In a recent Ninth Circuit case, the court cited the need to protect the plaintiff’s right to free speech. The defendant promptly petitioned for certiorari, calling the court’s protective move “egregiously misguided.” What kind of newsworthy controversy would spark such weighty concerns and yet also garner such strong criticism? Dog toys, of course. In this post, the JIPL Blog takes a sniff at VIP Products, LLC v. Jack Daniel’s Properties, Inc., why trademark law allows parodic products to proliferate, and whether the Ninth Circuit’s decision really changes the law on parody.
By: Sloane Kyrazis
In TCL Comm’n Tech. Holdings v. Telefonaktiebolaget LM Ericsson, 943 F.3d 1360 (Fed. Cir. 2019) (“Ericsson”), the Federal Circuit held that Ericsson’s Seventh Amendment rights guaranteed a jury trial in its suit against TCL involving the royalty dispute between the two parties related to the fair, reasonable, and non-discriminatory (“FRAND”) licensing of Ericsson’s patent portfolio. The case was closely watched because many thought it was finally the time when the Federal Circuit, and possibly the Supreme Court, would provide some guidance over what constitutes a FRAND licensing scheme for standard essential patents. Instead of providing much needed guidance, the Federal Circuit reversed the district court decision below, holding that the district judge’s announcement of a FRAND royalty in a bench trial violated Ericsson’s Seventh Amendment right to a jury trial. The Supreme Court denied certiorari on appeal. This blog post discusses why such a denial was well-founded.

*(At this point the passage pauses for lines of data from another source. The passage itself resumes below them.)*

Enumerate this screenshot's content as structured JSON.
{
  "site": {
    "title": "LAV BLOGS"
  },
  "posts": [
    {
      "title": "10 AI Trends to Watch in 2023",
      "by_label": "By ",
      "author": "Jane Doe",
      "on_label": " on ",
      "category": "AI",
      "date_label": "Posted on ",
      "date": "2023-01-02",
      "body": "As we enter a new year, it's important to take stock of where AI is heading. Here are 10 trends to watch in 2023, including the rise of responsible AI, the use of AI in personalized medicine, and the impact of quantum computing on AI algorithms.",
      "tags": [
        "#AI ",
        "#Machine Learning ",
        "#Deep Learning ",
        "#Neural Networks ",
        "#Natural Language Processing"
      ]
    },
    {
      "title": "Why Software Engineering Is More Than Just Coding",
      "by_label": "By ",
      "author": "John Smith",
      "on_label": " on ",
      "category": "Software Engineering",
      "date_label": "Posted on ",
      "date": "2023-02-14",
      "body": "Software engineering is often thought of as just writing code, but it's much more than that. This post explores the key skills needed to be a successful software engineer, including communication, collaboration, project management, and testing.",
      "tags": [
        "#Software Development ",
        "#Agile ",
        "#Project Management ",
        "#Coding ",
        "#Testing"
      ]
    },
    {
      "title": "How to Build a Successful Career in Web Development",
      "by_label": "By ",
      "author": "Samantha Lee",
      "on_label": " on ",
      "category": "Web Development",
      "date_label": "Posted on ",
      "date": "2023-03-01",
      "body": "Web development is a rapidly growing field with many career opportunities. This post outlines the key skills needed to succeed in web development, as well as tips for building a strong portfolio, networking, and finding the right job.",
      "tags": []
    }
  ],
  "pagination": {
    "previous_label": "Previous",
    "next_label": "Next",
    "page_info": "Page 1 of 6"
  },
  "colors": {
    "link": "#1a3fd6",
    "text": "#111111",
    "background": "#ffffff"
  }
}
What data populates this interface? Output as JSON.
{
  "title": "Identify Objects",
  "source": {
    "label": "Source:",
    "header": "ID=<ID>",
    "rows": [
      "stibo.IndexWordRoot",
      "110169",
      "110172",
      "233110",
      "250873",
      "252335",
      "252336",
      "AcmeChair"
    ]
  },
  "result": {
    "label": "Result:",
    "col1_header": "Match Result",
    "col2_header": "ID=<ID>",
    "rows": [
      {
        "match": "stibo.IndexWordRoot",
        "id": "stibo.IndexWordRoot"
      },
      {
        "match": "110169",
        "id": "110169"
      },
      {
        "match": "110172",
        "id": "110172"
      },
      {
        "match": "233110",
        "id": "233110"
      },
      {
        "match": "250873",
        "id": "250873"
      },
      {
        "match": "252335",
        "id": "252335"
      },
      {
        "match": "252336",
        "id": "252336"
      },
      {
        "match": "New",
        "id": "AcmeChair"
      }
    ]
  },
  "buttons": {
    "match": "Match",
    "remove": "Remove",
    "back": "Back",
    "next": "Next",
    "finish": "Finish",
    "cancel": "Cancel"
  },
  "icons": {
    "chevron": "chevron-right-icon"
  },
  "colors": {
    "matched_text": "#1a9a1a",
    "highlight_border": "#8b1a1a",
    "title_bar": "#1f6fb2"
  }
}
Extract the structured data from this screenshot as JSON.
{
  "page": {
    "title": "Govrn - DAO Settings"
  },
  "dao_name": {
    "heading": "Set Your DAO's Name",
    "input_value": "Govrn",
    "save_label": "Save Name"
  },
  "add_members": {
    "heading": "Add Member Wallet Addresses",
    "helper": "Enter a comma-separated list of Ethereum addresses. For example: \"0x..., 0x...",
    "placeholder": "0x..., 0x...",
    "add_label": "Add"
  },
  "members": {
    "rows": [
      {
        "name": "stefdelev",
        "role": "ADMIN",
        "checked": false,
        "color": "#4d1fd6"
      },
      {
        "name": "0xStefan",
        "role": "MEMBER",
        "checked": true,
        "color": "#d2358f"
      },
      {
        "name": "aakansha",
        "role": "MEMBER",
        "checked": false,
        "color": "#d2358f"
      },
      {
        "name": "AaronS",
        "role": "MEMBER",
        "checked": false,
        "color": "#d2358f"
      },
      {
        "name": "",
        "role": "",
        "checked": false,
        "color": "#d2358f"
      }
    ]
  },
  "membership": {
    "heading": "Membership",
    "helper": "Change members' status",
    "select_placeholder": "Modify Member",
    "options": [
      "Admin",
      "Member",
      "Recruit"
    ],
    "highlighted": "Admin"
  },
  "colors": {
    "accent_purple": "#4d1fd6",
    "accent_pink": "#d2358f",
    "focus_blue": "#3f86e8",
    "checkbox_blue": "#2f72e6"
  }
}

By: Jake Knanishu
Advances in advertising delivery and targeting technology pose a new, unique, and rapidly developing threat to individual privacy. Now, you can safely assume any advertisement you see on television or on a webpage has in some way been targeted at you—and so can anyone else who happens to see the ad. The finer points of this interaction among an advertiser, you, and a secondary audience prevent this invasion of privacy from being actionable under traditional common-law theories. The novelty, scope, and probabilistic nature of the harm suggest that regulation should be handled by an administrative agency, but which one? And how? Although not quite an “unfair or deceptive act or practice” in the familiar sense, this seems to be a modern twist on exactly the kind of thing the FTC was commissioned to police. Regardless of whose responsibility it becomes, something must be done before this practice gets too far out of hand.
By: Kristen Van Dyke
Halloween stores sell costumes that clearly mimic the appearance of well-known fictional characters. Profiting from consumers’ association of these costumes with the fictional characters they resemble potentially infringes trademark rights. So why haven’t these Halloween stores been sued yet? This blog explores how the uncertainty of fictional character trademark law and additional non-legal considerations may be tipping the scales away from litigation.